------ SOURCE DATA ------
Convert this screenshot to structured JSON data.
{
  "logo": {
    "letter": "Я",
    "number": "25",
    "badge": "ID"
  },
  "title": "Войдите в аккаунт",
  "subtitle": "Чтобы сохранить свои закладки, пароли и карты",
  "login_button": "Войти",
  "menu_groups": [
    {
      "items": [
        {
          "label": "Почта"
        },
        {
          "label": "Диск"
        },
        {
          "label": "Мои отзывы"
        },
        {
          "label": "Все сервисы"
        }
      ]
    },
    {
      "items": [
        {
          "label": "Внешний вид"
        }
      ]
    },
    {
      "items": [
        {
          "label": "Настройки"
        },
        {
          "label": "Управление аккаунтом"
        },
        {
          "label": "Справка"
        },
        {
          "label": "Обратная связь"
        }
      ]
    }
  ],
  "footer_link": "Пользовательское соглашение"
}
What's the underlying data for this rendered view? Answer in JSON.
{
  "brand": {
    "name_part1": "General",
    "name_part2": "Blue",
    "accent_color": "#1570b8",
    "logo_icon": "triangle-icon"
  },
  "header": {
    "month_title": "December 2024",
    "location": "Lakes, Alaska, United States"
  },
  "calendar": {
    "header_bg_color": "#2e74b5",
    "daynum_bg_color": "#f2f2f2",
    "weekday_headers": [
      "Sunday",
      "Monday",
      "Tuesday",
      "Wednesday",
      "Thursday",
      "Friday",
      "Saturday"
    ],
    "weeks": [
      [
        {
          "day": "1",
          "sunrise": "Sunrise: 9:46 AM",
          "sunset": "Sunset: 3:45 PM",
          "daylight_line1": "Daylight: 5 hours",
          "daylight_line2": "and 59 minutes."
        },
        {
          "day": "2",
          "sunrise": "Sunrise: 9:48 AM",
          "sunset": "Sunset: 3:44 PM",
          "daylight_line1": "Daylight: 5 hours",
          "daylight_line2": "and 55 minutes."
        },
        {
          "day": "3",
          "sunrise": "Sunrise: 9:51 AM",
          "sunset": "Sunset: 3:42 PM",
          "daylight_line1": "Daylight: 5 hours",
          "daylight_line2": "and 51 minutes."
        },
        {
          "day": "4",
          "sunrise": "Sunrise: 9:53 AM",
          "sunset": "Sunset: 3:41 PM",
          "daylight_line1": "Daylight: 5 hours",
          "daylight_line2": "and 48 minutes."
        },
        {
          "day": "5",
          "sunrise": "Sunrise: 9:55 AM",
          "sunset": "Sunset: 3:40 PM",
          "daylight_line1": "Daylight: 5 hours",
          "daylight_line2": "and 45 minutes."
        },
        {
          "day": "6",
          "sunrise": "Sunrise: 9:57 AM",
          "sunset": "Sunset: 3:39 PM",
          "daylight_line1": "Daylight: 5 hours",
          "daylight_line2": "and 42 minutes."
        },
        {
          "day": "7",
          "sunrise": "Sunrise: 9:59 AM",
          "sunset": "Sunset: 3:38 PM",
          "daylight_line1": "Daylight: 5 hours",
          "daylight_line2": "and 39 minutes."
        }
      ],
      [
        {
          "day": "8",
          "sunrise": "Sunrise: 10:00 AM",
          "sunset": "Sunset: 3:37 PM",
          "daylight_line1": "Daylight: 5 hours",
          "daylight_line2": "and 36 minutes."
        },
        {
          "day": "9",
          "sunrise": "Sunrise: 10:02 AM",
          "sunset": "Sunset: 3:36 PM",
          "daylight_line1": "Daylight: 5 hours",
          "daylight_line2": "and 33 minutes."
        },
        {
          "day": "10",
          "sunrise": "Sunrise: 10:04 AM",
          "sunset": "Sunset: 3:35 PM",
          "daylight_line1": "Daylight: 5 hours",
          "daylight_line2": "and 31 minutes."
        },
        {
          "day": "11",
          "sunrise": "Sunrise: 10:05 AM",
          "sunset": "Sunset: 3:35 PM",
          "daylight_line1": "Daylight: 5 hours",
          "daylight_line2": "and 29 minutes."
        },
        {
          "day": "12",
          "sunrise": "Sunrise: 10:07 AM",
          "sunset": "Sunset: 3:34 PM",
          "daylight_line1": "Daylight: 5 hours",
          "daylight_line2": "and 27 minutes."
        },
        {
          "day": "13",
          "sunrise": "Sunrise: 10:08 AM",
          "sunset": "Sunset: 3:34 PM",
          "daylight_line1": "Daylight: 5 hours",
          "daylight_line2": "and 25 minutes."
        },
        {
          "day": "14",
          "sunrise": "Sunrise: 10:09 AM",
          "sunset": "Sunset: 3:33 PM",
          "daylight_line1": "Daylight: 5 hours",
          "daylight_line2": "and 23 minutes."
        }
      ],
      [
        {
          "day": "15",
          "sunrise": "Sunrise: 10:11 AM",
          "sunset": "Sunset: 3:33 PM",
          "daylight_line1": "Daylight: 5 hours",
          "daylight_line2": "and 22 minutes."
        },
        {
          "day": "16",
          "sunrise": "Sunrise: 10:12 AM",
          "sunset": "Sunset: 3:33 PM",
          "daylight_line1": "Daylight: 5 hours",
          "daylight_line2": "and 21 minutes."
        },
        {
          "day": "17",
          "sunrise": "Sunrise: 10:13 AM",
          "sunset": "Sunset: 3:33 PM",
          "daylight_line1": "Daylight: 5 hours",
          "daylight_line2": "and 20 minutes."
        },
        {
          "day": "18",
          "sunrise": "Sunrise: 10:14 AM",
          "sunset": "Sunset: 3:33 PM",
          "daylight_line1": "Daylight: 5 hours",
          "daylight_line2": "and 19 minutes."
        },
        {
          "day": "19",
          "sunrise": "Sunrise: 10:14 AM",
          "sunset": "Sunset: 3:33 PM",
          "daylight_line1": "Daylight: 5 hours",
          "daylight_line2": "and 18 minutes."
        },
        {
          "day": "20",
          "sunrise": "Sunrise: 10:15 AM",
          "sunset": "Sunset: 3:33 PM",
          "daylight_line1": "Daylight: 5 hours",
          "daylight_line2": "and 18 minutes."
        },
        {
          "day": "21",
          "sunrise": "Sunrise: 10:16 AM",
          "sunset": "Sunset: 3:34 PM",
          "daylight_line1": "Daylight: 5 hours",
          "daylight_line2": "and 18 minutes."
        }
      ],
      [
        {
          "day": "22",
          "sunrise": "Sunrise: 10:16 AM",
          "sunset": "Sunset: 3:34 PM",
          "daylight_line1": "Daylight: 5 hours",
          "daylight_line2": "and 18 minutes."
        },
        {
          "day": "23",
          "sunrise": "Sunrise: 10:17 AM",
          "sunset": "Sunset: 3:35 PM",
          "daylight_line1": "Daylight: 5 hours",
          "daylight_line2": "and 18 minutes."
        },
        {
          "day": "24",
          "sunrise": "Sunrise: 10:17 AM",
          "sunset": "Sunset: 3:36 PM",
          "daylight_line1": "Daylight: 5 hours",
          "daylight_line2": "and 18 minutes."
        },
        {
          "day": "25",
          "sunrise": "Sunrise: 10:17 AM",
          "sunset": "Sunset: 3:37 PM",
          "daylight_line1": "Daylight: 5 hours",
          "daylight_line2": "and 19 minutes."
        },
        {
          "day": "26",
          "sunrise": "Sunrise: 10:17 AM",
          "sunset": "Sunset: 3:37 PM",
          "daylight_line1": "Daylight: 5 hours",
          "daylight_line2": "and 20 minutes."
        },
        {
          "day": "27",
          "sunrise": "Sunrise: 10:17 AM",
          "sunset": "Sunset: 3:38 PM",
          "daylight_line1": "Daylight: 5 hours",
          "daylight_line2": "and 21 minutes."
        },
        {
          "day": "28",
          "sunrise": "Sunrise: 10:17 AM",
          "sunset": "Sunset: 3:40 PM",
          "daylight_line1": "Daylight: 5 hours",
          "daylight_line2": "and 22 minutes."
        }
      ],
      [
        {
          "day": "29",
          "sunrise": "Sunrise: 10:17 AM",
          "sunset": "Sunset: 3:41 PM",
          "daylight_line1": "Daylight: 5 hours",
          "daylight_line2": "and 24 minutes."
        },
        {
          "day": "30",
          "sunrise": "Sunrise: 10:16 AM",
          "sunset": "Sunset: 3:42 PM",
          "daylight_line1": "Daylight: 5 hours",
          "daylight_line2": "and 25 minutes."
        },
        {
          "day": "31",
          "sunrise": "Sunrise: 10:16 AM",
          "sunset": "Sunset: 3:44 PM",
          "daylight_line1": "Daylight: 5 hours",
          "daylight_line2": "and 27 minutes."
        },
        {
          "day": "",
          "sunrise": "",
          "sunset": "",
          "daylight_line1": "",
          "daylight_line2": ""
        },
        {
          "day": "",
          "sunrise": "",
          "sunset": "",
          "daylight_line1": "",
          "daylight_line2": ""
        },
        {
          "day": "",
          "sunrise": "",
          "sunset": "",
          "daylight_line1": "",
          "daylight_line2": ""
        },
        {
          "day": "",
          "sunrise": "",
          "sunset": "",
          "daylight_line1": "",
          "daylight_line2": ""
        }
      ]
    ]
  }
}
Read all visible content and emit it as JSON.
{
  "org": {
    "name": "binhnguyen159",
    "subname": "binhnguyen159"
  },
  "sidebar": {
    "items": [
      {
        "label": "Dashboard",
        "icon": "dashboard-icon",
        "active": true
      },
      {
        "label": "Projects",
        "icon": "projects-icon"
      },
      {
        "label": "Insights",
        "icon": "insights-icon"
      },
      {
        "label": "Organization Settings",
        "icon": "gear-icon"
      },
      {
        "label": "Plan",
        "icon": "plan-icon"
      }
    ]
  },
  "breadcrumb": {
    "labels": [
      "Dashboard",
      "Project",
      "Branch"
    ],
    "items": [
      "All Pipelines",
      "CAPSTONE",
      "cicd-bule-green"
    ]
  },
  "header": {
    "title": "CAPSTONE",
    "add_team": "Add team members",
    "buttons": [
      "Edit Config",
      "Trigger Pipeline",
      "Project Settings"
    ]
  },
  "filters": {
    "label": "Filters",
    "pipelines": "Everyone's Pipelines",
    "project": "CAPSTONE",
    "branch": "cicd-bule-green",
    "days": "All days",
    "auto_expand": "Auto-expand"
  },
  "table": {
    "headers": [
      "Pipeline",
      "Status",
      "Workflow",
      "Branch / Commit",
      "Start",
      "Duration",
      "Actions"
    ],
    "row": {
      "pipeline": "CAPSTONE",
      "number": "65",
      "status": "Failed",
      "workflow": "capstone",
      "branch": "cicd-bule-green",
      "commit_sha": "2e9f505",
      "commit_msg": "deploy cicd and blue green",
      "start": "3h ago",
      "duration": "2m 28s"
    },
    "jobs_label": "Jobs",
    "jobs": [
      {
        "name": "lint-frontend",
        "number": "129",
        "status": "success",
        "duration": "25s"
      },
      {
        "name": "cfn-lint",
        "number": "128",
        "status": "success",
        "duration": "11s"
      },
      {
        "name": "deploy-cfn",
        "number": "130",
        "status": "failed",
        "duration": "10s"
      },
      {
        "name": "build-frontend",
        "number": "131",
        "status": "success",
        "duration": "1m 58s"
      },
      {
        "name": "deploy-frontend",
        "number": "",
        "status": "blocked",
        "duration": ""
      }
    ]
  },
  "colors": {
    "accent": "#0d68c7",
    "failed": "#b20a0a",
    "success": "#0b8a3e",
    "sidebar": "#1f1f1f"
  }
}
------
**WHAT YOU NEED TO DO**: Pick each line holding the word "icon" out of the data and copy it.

**RESPONSE TO THE EXERCISE**:
    "logo_icon": "triangle-icon"
        "icon": "dashboard-icon",
        "icon": "projects-icon"
        "icon": "insights-icon"
        "icon": "gear-icon"
        "icon": "plan-icon"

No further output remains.